If you followed HPC twitter in late 2021 at all, you will have seen a heartfelt thread by a well-known research software developer, one who was a key contributor to the Singularity project among others, lamenting the frankly appalling state of developer productivity in HPC - both in what tools exist, and support for them (and other tools for developers) at academic centres. A lot of people chimed into the discussion, including one of the leading developers of the PetSC project, embedded software developers, some key people at big computing centres, all agreeing that there was a problem, but typically zooming in on one or another particular technical or procedural issue and not coming to any conclusion.
I think the issue is a lot bigger than HPC software development workflows - it comes up in too many contexts to be about specific technical issues of running CI/CD pipelines on fixed infrastructure. The only people to identify the correct underlying issue, in my opinion, were people with experience of both academia and the private sector, such as Brendan Bouffler at AWS:
Too much reliance on “free” labour - postgrads and post docs who, invariably, decide that burning their time being mechanical turks for their “superiors” just sucks, so they come and work for us. And since we pay $$, we’re not gonna waste them on things that software can do.— Brendan Bouffler☁️ 🏳️🌈 (@boofla) November 20, 2021
The same argument got made by R&D research staff in the private sector. Their time actually has value; as a result, it gets valued.
In academic research computing, partly because of low salaries — especially for the endless stream of trainees — but also because we typically provide research computing systems for free, we tend to put zero value on people’s time. Thus our “lowest-cost” approach definitely does not apply to researcher or trainee effort. If researchers have to jump through absurd hoops to get or renew their accounts, or have to distort their workflows to fit one-size-fits-all clusters and queueing systems, or postdocs have to spend hours of work by hand every month hand because tools to automate some of that work would cost $500, well, what do they expect, right?
It’s not that this is an indefensible position to take, but one can’t take this position and act surprised when researchers who can afford to are seriously investigating taking their projects into the commercial cloud even though it costs 2x as much. It turns out that people’s time is worth quite a lot to them, and is certainly worth some money. If we were to let researchers spend their research computing and data money wherever they pleased, I think we’d find that significantly less than 100% of researchers would use “lowest price possible” as their sole criterion for choosing providers.
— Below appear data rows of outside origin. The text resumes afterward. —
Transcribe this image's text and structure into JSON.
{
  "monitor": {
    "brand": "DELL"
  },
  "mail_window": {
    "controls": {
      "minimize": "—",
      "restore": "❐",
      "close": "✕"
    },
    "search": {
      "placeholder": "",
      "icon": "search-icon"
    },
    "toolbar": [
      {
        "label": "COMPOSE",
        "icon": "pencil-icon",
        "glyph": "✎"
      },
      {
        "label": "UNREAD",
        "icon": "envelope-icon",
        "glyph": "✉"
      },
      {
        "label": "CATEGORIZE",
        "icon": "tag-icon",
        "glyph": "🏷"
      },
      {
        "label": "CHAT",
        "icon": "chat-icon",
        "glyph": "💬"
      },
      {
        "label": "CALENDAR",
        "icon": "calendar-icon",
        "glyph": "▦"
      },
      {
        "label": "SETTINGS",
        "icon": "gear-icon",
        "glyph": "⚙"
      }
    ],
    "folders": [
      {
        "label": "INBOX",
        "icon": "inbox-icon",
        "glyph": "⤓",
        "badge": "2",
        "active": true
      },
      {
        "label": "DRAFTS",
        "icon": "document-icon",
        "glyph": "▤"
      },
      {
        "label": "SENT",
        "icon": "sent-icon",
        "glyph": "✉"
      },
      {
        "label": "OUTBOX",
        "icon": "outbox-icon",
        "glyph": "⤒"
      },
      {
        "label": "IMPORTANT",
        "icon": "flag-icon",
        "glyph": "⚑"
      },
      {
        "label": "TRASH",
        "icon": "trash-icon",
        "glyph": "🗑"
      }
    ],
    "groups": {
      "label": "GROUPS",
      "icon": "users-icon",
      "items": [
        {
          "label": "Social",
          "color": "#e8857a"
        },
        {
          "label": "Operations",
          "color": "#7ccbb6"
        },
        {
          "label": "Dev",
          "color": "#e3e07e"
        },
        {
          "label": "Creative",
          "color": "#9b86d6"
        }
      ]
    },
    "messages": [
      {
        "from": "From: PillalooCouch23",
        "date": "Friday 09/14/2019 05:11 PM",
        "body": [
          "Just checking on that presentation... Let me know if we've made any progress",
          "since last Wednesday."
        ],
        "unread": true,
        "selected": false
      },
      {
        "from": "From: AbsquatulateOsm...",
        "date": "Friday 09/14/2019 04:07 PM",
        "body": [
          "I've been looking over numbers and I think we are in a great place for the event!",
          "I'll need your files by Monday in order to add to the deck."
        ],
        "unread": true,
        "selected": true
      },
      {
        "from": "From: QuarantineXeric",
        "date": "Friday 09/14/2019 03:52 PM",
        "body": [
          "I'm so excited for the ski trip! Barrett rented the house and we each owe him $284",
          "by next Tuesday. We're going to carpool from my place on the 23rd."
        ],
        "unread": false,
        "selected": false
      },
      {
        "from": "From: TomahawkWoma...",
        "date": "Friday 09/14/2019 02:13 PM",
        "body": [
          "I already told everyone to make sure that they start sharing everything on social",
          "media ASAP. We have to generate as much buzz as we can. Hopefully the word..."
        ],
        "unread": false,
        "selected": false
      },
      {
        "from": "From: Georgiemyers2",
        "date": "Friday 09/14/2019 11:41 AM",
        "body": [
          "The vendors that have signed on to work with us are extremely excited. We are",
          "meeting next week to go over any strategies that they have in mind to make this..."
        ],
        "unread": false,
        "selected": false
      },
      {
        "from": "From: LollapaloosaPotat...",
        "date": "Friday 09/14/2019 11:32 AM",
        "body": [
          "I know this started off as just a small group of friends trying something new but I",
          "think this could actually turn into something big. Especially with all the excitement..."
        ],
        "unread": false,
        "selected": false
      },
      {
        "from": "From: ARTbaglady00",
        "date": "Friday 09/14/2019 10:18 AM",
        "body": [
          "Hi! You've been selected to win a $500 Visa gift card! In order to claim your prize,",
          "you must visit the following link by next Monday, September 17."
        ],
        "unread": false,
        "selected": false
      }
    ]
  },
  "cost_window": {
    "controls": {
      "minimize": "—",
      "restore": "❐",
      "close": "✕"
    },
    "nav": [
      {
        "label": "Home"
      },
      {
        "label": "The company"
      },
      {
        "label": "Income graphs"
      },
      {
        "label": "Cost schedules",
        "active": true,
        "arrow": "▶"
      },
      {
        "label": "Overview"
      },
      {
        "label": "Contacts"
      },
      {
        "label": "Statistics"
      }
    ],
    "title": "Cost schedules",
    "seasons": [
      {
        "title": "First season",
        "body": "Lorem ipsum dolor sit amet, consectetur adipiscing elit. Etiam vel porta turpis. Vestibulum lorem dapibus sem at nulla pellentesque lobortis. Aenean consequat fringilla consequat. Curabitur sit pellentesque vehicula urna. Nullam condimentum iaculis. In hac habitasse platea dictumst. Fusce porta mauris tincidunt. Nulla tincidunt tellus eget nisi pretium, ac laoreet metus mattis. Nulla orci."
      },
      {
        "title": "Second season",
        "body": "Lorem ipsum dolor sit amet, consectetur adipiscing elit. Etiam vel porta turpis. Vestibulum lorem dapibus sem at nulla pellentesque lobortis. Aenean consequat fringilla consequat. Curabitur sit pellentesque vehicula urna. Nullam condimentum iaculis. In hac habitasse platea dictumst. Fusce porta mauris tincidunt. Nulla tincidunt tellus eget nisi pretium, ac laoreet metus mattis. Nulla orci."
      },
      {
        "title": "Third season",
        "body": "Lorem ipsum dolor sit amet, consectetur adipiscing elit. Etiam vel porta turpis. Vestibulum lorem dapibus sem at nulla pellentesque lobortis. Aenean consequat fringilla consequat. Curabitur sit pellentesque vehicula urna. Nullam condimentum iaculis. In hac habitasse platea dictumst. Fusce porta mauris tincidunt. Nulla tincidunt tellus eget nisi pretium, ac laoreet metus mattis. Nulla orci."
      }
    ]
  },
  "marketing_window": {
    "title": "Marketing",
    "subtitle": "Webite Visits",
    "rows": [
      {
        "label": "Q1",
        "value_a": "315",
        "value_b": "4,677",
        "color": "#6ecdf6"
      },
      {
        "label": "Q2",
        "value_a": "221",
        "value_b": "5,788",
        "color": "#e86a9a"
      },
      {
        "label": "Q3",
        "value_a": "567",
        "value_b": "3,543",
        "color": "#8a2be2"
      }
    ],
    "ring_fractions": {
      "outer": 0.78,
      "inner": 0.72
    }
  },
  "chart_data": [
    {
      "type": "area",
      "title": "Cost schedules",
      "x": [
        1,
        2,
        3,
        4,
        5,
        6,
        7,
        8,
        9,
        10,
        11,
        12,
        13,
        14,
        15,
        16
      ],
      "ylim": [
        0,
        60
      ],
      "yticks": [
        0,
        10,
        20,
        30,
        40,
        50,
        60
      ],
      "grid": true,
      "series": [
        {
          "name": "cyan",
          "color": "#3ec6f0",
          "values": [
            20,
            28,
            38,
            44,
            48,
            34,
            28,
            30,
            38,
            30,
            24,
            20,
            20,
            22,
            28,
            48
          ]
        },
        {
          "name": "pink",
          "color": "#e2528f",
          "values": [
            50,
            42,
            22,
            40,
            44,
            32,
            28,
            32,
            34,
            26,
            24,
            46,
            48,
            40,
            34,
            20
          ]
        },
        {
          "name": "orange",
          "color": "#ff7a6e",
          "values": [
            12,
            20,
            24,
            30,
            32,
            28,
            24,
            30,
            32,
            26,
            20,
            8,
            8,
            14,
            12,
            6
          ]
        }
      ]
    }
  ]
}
Core facilities like animal facilities, sequencing centres, and microscopy centres compete on dimensions other than being the cheapest option available.
To be sure, there are process issues in academia which exacerbates the tendency to see people’s time as valueless - rules about capital vs operating costs, for instance - but those rules aren’t a law of nature. If we were paying people in academia what they pay in tech, administration would suddenly discover some additional flexibility in the thresholds and criteria for considering something a capital expense if it meant we could be a bit more parsimonious with people’s time.
Until then, one can’t be too surprised when the most talented and ambitious staff get routinely poached by the private sector, and when research groups start considering service providers that cost more but respect their time.